Cut your lawn short, and keep it short. It is easier to spot tunnels on a closely cut lawn.
Look for active tunnels by searching for ridges in your lawn that connect two mounds. Collapse the tunnel with your foot. If the tunnel is opened in 48 hours, you may have found your mole.
Dig a hole no larger than the mole trap to the bottom of a main tunnel. Wear gloves or rub your hands in the dirt to keep your human scent off the trap.
Place the trap in the hole until it rests on the bottom, pushing firmly and making sure the trap is in line with the path of the tunnel, rather than straddling it.
Cover the hole with a board, box or pot to keep light out of the hole, which could scare off the mole. This also protects other animals and children.
Test for vole activity by placing square shingles that blend into the mulch over vole holes. If testing for meadow voles, arch the shingles to allow the animal to get underneath.
Place a small piece of apple under each shingle after five days. Check after 24 hours. Apple pieces will be missing from active holes.
Place poison bait directly in the active runways and holes in the yard to help prevent birds, other animals or children from having contact. Apply zinc phosphide or anticoagulant bait, per the manufacturer's directions. Zinc phosphide can be effective in a single application (2.72 to 4.54kg. per acre). Anticoagulants are slow acting and require multiple applications to be effective.
Cut a section of sod slightly larger than the burrow opening with a spade. This will be used to plug the groundhog hole. Alternately, use a garbage can cover, sand bag or similar item.
Punch five small holes in the end of a gas cartridge. Insert the fuse in one of the holes, leaving half its length outside the cartridge.

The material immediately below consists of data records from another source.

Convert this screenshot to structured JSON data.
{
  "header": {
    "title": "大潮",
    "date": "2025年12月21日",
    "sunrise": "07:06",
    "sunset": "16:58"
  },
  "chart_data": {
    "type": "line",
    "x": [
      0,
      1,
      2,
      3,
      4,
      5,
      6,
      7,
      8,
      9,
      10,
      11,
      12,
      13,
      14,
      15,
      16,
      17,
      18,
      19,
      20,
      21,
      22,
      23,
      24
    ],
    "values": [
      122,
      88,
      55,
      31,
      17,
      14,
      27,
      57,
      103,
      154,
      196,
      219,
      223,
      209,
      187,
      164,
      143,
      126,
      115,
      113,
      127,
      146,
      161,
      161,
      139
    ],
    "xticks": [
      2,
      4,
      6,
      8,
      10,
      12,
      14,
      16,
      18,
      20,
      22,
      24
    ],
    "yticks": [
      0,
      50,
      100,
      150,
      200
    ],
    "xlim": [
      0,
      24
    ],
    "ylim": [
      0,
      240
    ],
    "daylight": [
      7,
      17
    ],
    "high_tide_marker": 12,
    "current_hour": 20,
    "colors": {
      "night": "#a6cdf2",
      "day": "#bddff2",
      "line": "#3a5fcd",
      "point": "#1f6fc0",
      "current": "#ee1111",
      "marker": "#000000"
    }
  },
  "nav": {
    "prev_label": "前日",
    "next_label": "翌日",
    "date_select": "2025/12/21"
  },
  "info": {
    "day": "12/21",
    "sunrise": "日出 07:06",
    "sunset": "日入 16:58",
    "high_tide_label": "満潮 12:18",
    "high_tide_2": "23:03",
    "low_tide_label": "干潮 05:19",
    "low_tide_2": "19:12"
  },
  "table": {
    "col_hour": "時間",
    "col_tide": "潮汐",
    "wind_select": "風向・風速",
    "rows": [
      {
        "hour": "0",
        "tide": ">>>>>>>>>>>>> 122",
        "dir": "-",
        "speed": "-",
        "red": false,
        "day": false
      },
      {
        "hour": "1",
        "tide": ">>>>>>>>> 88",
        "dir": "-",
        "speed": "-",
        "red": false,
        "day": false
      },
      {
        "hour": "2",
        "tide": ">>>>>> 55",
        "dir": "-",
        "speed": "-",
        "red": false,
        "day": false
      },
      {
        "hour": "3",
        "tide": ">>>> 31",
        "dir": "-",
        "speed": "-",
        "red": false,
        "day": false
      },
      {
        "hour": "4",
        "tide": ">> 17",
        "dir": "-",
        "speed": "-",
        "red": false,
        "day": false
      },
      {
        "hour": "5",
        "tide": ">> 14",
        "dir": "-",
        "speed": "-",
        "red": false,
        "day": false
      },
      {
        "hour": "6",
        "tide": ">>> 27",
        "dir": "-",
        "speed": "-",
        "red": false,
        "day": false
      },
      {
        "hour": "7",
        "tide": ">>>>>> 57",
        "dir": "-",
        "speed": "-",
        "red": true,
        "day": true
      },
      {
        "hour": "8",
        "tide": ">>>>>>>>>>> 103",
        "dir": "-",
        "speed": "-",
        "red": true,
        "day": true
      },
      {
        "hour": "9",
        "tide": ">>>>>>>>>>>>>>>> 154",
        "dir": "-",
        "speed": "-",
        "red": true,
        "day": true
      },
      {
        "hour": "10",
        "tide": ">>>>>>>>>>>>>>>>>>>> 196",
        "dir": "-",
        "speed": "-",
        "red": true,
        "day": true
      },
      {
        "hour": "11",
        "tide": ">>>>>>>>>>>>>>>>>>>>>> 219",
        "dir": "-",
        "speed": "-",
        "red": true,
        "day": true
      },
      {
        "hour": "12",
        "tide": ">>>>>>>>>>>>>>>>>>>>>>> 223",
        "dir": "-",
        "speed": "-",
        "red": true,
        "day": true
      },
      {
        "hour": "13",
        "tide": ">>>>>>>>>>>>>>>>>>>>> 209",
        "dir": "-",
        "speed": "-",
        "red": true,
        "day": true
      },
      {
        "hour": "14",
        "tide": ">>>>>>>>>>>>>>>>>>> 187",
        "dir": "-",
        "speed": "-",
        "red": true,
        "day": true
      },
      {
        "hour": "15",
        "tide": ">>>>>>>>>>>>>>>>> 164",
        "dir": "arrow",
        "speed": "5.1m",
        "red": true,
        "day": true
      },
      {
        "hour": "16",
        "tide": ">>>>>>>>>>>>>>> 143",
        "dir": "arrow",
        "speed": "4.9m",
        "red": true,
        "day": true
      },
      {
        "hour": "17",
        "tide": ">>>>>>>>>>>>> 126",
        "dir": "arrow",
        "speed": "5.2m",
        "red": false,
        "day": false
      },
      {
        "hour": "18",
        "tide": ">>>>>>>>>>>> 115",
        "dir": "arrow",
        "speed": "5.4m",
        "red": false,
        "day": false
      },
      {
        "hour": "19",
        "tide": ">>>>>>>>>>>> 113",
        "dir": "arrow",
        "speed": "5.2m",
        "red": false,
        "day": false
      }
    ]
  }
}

Light the fuse and place the cartridge as deep in the burrow hole as you can. Do not throw the cartridge into the hole.
Plug the hole with your clump of sod, grass-side down, to prevent loose soil from extinguishing the fuse.
Watch for several minutes, plugging holes where you see gas escaping.
Moles are not harmful to people, pets or plants since they eat earthworms, grubs, beetles and other insects that live underground. Having a mole in your yard can be beneficial to your lawn, as the mole is eating pests. Moles are easiest to trap in the spring and fall, when they are closest to the surface. Keep safety in mind. Be sure poison or traps are not accessible to household pets or children. Gas cartridges containing carbon monoxide can be found at farm or garden supply businesses and are easy to use. Try not to breathe the gas emitted when placing the cartridge in the burrow.
It is illegal to kill moles in some states.